1.1 million doses have reached Senegal and almost half have been administered. But it is Morocco that leads the vaccination statistics, with 99% of its 15.4 million vaccines already injected. Almost 7 million are fully immunized. As a result of this intense work, the Moroccan Prime Minister, Saadín el Otmani, assured this Friday that the epidemiological situation “is under control” and added that the worst has been avoided. The same cannot be said for the rest of the continent. In Central Africa, for example, cases increased 116% in the last month.

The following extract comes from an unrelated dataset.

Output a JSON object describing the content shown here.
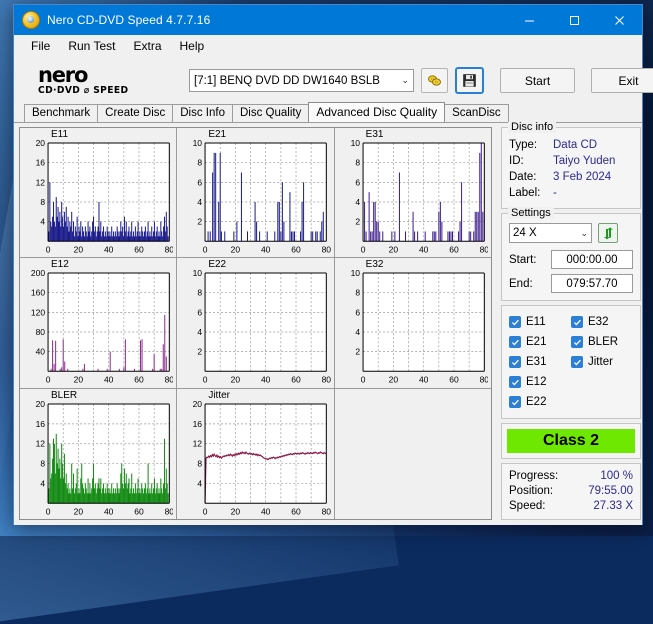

The consequences of the huge delay in vaccination can be devastating for Africa. According to Traoré, “the exacerbation of the health and socioeconomic impact of the pandemic and that the normalization of the operation of certain services comes later. This will affect health, where routine immunization has been disrupted or even interrupted, but also education, where more than 128 million children in West and Central Africa alone have been left without classes or have had problems with continue your studies. Not to mention the loss of income and the drop in the nutritional status of minors ”. And also from their families. “If the virus continues to spread, the harsher this impact will be in the long term.”
Leaving Africa behind is not just a moral problem, as WHO Director-General Tedros Adhanom Ghebreyesus has repeated dozens of times, but a risk to the world. Epidemiologist Salim Abdool Karim agrees with him: “I like to think that there is an awareness that if we do not control the spread of the virus globally and only vaccinate Europe, we will find ourselves in a situation in which the rampant spread of the virus in Certain parts of the world will lead to new variants, and these will become a challenge for vaccines. In reality, even if it is for self-interest, we must give more vaccines to Africa ”.